Segment Start: DATA SHOWN

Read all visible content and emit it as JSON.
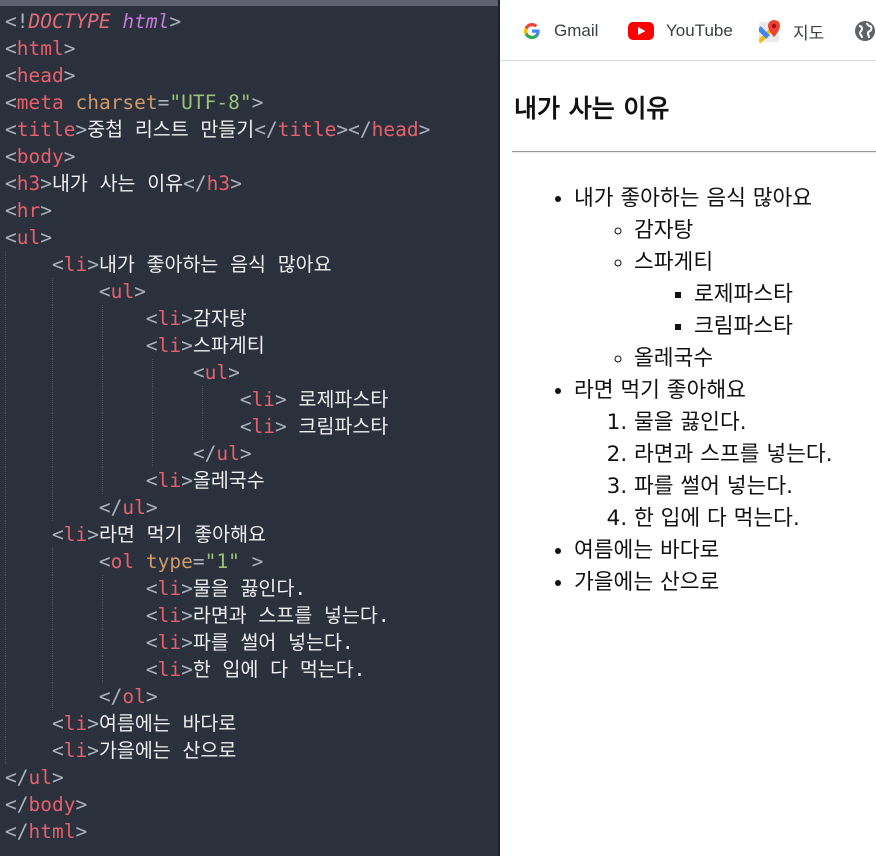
{
  "editor": {
    "lines": {
      "l01": {
        "doctype": "DOCTYPE",
        "html": "html"
      },
      "l02": {
        "tag": "html"
      },
      "l03": {
        "tag": "head"
      },
      "l04": {
        "tag": "meta",
        "attr": "charset",
        "value": "\"UTF-8\""
      },
      "l05": {
        "tag1": "title",
        "text": "중첩 리스트 만들기",
        "tag2": "title",
        "tag3": "head"
      },
      "l06": {
        "tag": "body"
      },
      "l07": {
        "tag1": "h3",
        "text": "내가 사는 이유",
        "tag2": "h3"
      },
      "l08": {
        "tag": "hr"
      },
      "l09": {
        "tag": "ul"
      },
      "l10": {
        "tag": "li",
        "text": "내가 좋아하는 음식 많아요"
      },
      "l11": {
        "tag": "ul"
      },
      "l12": {
        "tag": "li",
        "text": "감자탕"
      },
      "l13": {
        "tag": "li",
        "text": "스파게티"
      },
      "l14": {
        "tag": "ul"
      },
      "l15": {
        "tag": "li",
        "text": " 로제파스타"
      },
      "l16": {
        "tag": "li",
        "text": " 크림파스타"
      },
      "l17": {
        "tag": "ul"
      },
      "l18": {
        "tag": "li",
        "text": "올레국수"
      },
      "l19": {
        "tag": "ul"
      },
      "l20": {
        "tag": "li",
        "text": "라면 먹기 좋아해요"
      },
      "l21": {
        "tag": "ol",
        "attr": "type",
        "value": "\"1\""
      },
      "l22": {
        "tag": "li",
        "text": "물을 끓인다."
      },
      "l23": {
        "tag": "li",
        "text": "라면과 스프를 넣는다."
      },
      "l24": {
        "tag": "li",
        "text": "파를 썰어 넣는다."
      },
      "l25": {
        "tag": "li",
        "text": "한 입에 다 먹는다."
      },
      "l26": {
        "tag": "ol"
      },
      "l27": {
        "tag": "li",
        "text": "여름에는 바다로"
      },
      "l28": {
        "tag": "li",
        "text": "가을에는 산으로"
      },
      "l29": {
        "tag": "ul"
      },
      "l30": {
        "tag": "body"
      },
      "l31": {
        "tag": "html"
      }
    }
  },
  "browser": {
    "bookmarks": [
      {
        "label": "Gmail",
        "icon": "google-icon"
      },
      {
        "label": "YouTube",
        "icon": "youtube-icon"
      },
      {
        "label": "지도",
        "icon": "maps-icon"
      },
      {
        "label": "",
        "icon": "globe-icon"
      }
    ],
    "page": {
      "heading": "내가 사는 이유",
      "list": {
        "food": "내가 좋아하는 음식 많아요",
        "food_items": [
          "감자탕",
          "스파게티",
          "올레국수"
        ],
        "pasta": [
          "로제파스타",
          "크림파스타"
        ],
        "ramen": "라면 먹기 좋아해요",
        "steps": [
          "물을 끓인다.",
          "라면과 스프를 넣는다.",
          "파를 썰어 넣는다.",
          "한 입에 다 먹는다."
        ],
        "summer": "여름에는 바다로",
        "autumn": "가을에는 산으로"
      }
    }
  },
  "colors": {
    "editor_bg": "#2b313c",
    "tag": "#e5606b",
    "attribute": "#d19a66",
    "string": "#98c379",
    "punctuation": "#abb2bf",
    "keyword": "#c678dd"
  }
}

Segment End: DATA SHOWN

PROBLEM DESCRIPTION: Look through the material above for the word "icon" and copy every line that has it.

OUTPUT OF THE TASK:
        "icon": "google-icon"
        "icon": "youtube-icon"
        "icon": "maps-icon"
        "icon": "globe-icon"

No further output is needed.